Provided records:
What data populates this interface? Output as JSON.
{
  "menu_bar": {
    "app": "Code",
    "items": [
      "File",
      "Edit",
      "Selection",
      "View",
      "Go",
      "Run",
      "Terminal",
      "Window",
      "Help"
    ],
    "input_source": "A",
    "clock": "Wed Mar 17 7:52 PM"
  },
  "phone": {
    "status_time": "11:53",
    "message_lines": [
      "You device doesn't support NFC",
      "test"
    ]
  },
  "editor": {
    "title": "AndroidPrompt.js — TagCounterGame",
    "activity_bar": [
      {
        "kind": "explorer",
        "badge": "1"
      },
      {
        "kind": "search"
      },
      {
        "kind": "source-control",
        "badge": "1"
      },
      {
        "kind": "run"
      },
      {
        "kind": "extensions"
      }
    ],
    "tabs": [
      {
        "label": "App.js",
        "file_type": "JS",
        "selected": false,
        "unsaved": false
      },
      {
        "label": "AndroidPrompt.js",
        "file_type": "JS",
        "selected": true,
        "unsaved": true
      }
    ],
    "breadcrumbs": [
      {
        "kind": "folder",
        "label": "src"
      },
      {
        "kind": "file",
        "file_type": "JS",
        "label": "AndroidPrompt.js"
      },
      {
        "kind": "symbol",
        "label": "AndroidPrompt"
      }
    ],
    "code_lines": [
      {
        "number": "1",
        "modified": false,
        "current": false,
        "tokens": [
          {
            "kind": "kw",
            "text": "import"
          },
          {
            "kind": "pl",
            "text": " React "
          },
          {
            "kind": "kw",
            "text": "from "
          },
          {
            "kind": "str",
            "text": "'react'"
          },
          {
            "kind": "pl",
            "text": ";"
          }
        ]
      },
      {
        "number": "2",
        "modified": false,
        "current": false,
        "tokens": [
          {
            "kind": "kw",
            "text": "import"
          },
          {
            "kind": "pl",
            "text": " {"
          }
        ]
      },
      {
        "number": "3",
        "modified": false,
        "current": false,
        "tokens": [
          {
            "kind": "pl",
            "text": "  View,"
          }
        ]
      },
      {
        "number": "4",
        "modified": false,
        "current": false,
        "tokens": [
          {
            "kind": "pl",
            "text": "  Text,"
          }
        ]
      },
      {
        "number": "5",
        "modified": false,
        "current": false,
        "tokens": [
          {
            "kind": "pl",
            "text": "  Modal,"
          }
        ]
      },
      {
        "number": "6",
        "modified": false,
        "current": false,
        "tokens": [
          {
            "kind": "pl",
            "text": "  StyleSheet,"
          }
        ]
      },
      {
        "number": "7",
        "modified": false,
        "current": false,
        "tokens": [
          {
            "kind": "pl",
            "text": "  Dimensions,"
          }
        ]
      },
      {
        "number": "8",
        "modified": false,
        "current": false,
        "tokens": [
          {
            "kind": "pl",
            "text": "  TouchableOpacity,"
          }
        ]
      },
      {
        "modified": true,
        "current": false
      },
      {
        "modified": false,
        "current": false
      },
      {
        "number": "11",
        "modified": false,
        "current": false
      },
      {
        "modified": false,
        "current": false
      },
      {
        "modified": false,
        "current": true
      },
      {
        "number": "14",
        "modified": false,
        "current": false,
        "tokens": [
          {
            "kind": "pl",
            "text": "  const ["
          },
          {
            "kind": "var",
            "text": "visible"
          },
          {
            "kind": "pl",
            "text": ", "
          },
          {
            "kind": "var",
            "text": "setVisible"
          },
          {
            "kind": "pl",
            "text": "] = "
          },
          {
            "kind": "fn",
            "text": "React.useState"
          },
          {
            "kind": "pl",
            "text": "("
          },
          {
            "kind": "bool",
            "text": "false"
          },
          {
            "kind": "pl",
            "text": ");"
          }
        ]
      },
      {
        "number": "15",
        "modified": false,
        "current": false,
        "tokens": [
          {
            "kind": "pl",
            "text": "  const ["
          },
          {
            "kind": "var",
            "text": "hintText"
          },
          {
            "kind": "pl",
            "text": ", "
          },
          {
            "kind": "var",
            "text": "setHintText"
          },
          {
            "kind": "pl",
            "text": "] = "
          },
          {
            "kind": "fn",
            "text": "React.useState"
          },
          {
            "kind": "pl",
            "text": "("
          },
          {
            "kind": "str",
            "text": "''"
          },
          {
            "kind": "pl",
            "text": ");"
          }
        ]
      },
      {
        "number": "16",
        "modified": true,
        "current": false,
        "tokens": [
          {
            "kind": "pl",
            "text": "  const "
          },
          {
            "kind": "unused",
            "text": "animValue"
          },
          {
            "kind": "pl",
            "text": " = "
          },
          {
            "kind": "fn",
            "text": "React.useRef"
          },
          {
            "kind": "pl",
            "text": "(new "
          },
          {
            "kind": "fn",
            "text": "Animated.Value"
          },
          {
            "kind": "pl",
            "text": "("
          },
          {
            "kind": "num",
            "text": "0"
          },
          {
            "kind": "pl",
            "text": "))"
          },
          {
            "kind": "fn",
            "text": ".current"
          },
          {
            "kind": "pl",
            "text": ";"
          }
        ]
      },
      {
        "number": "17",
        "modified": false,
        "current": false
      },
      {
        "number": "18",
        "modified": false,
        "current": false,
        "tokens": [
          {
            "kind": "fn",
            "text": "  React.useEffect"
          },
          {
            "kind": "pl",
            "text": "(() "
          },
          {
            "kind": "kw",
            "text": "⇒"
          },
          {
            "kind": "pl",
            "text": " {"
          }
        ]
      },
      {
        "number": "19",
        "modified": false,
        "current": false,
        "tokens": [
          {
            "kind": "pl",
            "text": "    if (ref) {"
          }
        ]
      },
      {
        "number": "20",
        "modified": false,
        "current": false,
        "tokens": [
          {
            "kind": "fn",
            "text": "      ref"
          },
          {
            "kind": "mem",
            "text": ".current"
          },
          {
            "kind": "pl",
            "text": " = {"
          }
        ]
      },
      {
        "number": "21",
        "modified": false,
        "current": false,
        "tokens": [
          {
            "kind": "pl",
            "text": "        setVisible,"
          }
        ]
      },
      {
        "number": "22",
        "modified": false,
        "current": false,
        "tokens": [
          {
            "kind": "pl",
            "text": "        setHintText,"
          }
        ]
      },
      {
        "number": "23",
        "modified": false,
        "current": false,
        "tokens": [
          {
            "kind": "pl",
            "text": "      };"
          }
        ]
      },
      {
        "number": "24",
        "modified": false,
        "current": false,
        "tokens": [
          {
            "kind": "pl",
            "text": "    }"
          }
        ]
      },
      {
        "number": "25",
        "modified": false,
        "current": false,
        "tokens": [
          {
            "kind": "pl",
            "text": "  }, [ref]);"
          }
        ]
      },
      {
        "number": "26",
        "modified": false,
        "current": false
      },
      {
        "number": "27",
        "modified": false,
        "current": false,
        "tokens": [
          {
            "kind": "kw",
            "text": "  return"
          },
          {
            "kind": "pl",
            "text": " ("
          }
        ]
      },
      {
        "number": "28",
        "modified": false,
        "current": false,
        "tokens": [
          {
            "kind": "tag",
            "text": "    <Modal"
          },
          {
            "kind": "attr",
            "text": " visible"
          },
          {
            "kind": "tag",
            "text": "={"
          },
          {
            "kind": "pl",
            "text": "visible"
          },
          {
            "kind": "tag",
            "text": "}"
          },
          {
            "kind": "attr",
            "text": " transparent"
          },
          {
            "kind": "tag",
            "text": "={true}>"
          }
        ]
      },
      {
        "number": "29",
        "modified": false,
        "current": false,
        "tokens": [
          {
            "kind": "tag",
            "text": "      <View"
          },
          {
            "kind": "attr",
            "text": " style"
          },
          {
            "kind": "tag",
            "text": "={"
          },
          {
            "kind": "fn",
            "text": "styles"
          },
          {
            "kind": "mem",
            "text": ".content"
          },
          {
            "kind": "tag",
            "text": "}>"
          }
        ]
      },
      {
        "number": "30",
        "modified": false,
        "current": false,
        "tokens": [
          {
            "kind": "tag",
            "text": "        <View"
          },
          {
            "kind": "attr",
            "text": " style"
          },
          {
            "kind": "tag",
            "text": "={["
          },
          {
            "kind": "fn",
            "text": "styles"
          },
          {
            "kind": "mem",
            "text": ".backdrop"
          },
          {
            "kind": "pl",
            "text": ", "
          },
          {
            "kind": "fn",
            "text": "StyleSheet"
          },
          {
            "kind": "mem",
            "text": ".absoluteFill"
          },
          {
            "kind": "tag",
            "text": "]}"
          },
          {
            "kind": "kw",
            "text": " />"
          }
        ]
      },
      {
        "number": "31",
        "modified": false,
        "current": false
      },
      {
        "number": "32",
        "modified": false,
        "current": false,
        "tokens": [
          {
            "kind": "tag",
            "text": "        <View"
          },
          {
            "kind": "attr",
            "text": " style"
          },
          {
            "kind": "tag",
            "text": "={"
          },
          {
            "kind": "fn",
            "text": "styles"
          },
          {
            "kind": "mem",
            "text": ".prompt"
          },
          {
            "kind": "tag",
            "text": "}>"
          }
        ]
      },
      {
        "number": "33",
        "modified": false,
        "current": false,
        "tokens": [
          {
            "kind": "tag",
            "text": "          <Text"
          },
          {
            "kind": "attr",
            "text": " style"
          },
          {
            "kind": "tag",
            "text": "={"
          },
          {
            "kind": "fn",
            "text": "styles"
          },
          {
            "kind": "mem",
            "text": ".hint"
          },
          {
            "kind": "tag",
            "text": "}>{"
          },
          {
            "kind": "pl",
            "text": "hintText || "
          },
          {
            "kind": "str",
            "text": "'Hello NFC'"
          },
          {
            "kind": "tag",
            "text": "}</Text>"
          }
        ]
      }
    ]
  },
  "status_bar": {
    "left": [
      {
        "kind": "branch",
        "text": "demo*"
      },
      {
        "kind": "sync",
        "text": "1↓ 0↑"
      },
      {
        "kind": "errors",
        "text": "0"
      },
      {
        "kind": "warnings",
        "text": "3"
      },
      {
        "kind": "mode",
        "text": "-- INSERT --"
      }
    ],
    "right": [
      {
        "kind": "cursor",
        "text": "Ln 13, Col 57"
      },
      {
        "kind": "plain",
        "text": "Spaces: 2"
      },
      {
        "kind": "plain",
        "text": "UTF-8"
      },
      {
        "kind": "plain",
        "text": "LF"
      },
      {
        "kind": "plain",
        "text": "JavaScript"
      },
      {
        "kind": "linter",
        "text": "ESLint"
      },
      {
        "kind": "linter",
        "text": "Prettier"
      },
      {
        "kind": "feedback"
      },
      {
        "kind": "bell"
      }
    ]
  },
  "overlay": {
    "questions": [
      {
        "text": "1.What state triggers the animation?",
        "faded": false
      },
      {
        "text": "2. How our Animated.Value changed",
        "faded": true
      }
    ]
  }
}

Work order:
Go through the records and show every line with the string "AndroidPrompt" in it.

Response area:
    "title": "AndroidPrompt.js — TagCounterGame",
        "label": "AndroidPrompt.js",
        "label": "AndroidPrompt.js"
        "label": "AndroidPrompt"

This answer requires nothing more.